Flower Dragon - A Chinese folktale I really love even though it was almost impossible to track down (and I am not a 100% sure it's a folktale at all). It is about a girl called Pear Blossom that befriends a Golden Dragon that has a thing for flowers, and in exchange the dragon makes her and her mother rich for life.
The Azure Dragon of the East - A Chinese constellation and also a symbol of the East and spring in Chinese cosmology.
Ryujin - The Dragon King of Japanese mythology who lives deep in the ocean in a palace made of coral, and features in many a folktale. He also has two daughters, dragon princesses who apparently have a thing for human men (although they rarely stick with them for long, one of them is credited with being the ancestor of Japanese royalty). Also features in the legend of the Tide Jewels that I included in my collection of folktales with superpowers (link on the left) under Water Control.
Thora's serpents - Remember the guy from History Channel's Vikings? Here is the story he is based on. But he is not even that important. Look at Thora instead, a girl who apparently raised two dragons that slightly got out of hand when they grew up. Still, how cool is that. Also, sounds vaguely familiar?...
The Dragon Prince and the Stepmother - A Turkish folktale (collected by a Hungarian folklorist) about a girl who tames a dragon (also a take on the Beauty and the Beast story type). In the translation I know it, the dragon is called "the black-eyed prince."
The Red Dragon and the Black Dragon - Turkish folktale from the same book. On top of being a good story, it also includes baby dragons, and we learn that very young baby dragons are blind, just like kittens. You are welcome.
Fafnir - I don't really have to introduce Fafnir. I love the bit though in Legends of the Rhine where he does not keep the Dragon Hoard in a cave; instead he spreads it out on a field and rolls around in the glittering gold. The stories call it the Glittering Heath.
Zahhak - The evil Persian king turned into a three-headed dragon, chained under Mount Damavand (actually a potentially active volcano and the highest peak in Iran). Zahhak, since he used to be human before he was corrupted and defeated, has a bloodline in later Persian legends. This line includes Rudaba, the "original" Rapunzel, and the heroine of one of my favorite tales ever. Talk about "blood of the dragon."
Yamata-no-Orochi - The eight-headed dragon of Japanese mythology who apparently has a thing for eating virgins and drinking sake.
Hungarian dragons - Hungarian dragons are often depicted as human, but that does not stop them from having multiple heads. In fact, the number of heads is very important in the grand scheme of things. Seven-headed is your standard folktale dragon (hétfejű sárkány), while the more bothersome ones can grow in number of heads exponentially to nine, twelve, twenty-four or twenty-seven.

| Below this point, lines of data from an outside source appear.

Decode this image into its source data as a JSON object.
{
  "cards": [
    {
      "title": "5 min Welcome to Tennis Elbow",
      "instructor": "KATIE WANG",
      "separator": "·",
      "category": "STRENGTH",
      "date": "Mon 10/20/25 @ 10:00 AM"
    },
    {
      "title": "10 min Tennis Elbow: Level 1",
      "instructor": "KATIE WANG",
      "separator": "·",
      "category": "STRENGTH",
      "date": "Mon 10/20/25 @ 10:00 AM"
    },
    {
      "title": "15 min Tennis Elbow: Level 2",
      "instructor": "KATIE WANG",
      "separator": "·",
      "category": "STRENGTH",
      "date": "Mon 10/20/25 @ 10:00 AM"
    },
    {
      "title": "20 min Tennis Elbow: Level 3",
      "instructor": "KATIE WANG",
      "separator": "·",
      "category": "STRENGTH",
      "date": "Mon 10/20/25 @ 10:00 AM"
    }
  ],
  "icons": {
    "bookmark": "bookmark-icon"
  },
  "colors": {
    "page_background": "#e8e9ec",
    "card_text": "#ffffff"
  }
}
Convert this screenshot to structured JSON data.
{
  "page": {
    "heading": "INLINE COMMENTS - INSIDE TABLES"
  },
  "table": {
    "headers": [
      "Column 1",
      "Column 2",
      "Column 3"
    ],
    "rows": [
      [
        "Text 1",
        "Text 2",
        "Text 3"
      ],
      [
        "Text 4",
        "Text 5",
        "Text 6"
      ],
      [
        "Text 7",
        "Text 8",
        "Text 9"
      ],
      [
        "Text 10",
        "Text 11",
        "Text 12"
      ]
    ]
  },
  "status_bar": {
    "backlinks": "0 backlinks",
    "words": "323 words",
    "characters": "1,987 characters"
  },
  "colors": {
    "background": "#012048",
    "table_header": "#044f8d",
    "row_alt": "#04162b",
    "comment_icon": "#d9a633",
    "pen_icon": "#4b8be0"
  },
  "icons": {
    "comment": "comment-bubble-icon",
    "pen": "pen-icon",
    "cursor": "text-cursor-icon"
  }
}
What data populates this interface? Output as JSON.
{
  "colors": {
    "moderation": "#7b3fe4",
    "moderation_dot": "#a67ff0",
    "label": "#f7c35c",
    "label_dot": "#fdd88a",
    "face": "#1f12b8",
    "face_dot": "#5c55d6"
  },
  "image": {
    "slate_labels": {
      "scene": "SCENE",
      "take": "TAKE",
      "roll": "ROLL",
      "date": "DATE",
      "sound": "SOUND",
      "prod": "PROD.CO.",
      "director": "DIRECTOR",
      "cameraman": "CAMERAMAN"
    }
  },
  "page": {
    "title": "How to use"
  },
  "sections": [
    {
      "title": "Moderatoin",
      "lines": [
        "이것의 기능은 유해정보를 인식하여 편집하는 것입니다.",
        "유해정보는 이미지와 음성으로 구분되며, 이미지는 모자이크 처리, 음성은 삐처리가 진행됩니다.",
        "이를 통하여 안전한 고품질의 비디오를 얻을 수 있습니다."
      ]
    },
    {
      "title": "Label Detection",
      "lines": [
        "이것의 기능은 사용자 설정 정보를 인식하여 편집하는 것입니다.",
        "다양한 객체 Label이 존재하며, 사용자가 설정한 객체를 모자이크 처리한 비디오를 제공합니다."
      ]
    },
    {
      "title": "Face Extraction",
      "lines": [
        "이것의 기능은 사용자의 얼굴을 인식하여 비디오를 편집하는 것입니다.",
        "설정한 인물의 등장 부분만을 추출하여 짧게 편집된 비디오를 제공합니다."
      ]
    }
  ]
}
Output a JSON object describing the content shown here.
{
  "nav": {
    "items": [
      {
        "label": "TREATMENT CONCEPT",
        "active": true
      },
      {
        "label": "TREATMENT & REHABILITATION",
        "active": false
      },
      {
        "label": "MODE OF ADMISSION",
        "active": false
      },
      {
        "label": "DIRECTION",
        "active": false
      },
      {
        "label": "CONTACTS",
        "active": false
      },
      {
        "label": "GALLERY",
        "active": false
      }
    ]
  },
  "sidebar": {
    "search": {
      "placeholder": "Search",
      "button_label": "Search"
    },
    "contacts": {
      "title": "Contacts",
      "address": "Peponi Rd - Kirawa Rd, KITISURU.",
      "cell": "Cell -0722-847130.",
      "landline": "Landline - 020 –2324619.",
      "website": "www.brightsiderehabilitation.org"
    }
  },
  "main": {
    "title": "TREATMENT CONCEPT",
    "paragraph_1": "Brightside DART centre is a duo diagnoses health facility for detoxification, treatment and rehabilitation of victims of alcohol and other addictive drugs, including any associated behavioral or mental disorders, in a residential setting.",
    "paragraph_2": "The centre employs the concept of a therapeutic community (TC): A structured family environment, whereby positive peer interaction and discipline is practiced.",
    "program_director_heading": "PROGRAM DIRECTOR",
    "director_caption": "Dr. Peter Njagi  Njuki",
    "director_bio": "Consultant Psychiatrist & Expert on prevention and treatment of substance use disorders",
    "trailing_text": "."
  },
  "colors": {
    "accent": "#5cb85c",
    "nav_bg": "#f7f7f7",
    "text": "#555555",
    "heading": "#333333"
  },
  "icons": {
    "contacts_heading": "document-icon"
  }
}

There is also a popular children's story about a dragon called Süsü who is bullied by other dragons because he only has one head.
Storm serpents - The other kind of dragon in Hungarian folklore. Flying snake that can be many different colors. Serves as a mount for a type of weather wizard called garabonciás, and usually associated with storm clouds, whirlwinds, hail, and lighting. (Stories about these are also included in my book).
El Amarú - The dragon of Peruvian myth, a serpent of all the shimmering colors of the rainbow on its piscine scales, that sleeps under a lake until it is awakened to bring rain and end an epic drought.
Piasa - A supposedly Native American dragon-creature depicted in a rock painting along the Mississippi river. There are many speculations about what it is, and why the painting was created. It is a winged and scaled creature depicted in red, green and black.
Okay kids, that's enough dragons for today.